Data supplied
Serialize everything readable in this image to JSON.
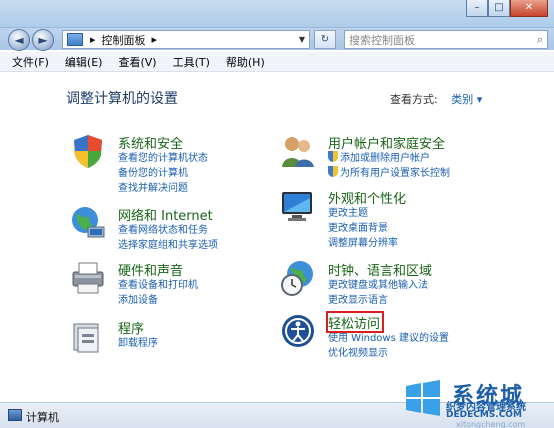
{
  "window": {
    "controls": {
      "minimize": "–",
      "maximize": "□",
      "close": "✕"
    }
  },
  "address": {
    "back": "◄",
    "forward": "►",
    "crumb": "控制面板",
    "crumb_arrow": "▸",
    "refresh": "↻",
    "search_placeholder": "搜索控制面板"
  },
  "menu": [
    "文件(F)",
    "编辑(E)",
    "查看(V)",
    "工具(T)",
    "帮助(H)"
  ],
  "main": {
    "heading": "调整计算机的设置",
    "view_by_label": "查看方式:",
    "view_by_value": "类别 ▾"
  },
  "categories": [
    {
      "title": "系统和安全",
      "links": [
        "查看您的计算机状态",
        "备份您的计算机",
        "查找并解决问题"
      ]
    },
    {
      "title": "网络和 Internet",
      "links": [
        "查看网络状态和任务",
        "选择家庭组和共享选项"
      ]
    },
    {
      "title": "硬件和声音",
      "links": [
        "查看设备和打印机",
        "添加设备"
      ]
    },
    {
      "title": "程序",
      "links": [
        "卸载程序"
      ]
    },
    {
      "title": "用户帐户和家庭安全",
      "links": [
        "添加或删除用户帐户",
        "为所有用户设置家长控制"
      ]
    },
    {
      "title": "外观和个性化",
      "links": [
        "更改主题",
        "更改桌面背景",
        "调整屏幕分辨率"
      ]
    },
    {
      "title": "时钟、语言和区域",
      "links": [
        "更改键盘或其他输入法",
        "更改显示语言"
      ]
    },
    {
      "title": "轻松访问",
      "links": [
        "使用 Windows 建议的设置",
        "优化视频显示"
      ]
    }
  ],
  "status": {
    "text": "计算机"
  },
  "watermark": {
    "big": "系统城",
    "line1": "织梦内容管理系统",
    "line2": "DEDECMS.COM",
    "line3": "xitongcheng.com"
  },
  "colors": {
    "category_title": "#176516",
    "link": "#1a5fb4",
    "highlight": "#d92020"
  }
}
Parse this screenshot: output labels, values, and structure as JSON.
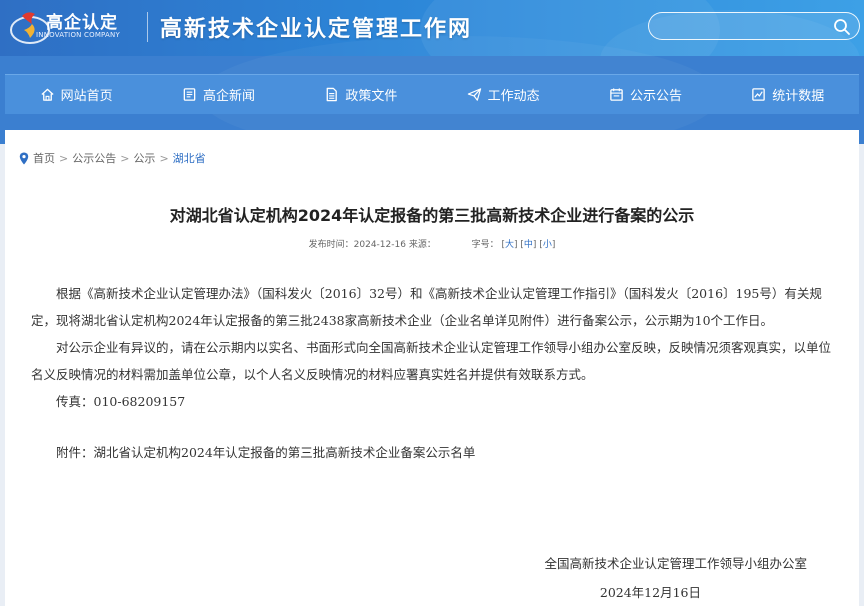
{
  "header": {
    "logo_cn": "高企认定",
    "logo_en": "INNOVATION COMPANY",
    "site_title": "高新技术企业认定管理工作网",
    "search_placeholder": ""
  },
  "nav": [
    {
      "label": "网站首页",
      "icon": "home-icon"
    },
    {
      "label": "高企新闻",
      "icon": "news-icon"
    },
    {
      "label": "政策文件",
      "icon": "document-icon"
    },
    {
      "label": "工作动态",
      "icon": "send-icon"
    },
    {
      "label": "公示公告",
      "icon": "notice-icon"
    },
    {
      "label": "统计数据",
      "icon": "chart-icon"
    }
  ],
  "breadcrumb": {
    "items": [
      "首页",
      "公示公告",
      "公示"
    ],
    "current": "湖北省",
    "separator": ">"
  },
  "article": {
    "title": "对湖北省认定机构2024年认定报备的第三批高新技术企业进行备案的公示",
    "publish_label": "发布时间：",
    "publish_date": "2024-12-16",
    "source_label": "来源：",
    "fontsize_label": "字号：",
    "size_large": "大",
    "size_medium": "中",
    "size_small": "小",
    "paragraphs": [
      "根据《高新技术企业认定管理办法》（国科发火〔2016〕32号）和《高新技术企业认定管理工作指引》（国科发火〔2016〕195号）有关规定，现将湖北省认定机构2024年认定报备的第三批2438家高新技术企业（企业名单详见附件）进行备案公示，公示期为10个工作日。",
      "对公示企业有异议的，请在公示期内以实名、书面形式向全国高新技术企业认定管理工作领导小组办公室反映，反映情况须客观真实，以单位名义反映情况的材料需加盖单位公章，以个人名义反映情况的材料应署真实姓名并提供有效联系方式。",
      "传真：010-68209157"
    ],
    "attachment": "附件：湖北省认定机构2024年认定报备的第三批高新技术企业备案公示名单",
    "signature": "全国高新技术企业认定管理工作领导小组办公室",
    "sign_date": "2024年12月16日"
  },
  "colors": {
    "header_blue": "#2f6fc4",
    "nav_blue": "#4a90dc",
    "link_blue": "#2f6fc4",
    "logo_red": "#e03a2e"
  }
}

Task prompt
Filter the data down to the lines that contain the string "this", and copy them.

Output of the task
Serialize everything readable in this image to JSON.
Parse this screenshot: output labels, values, and structure as JSON.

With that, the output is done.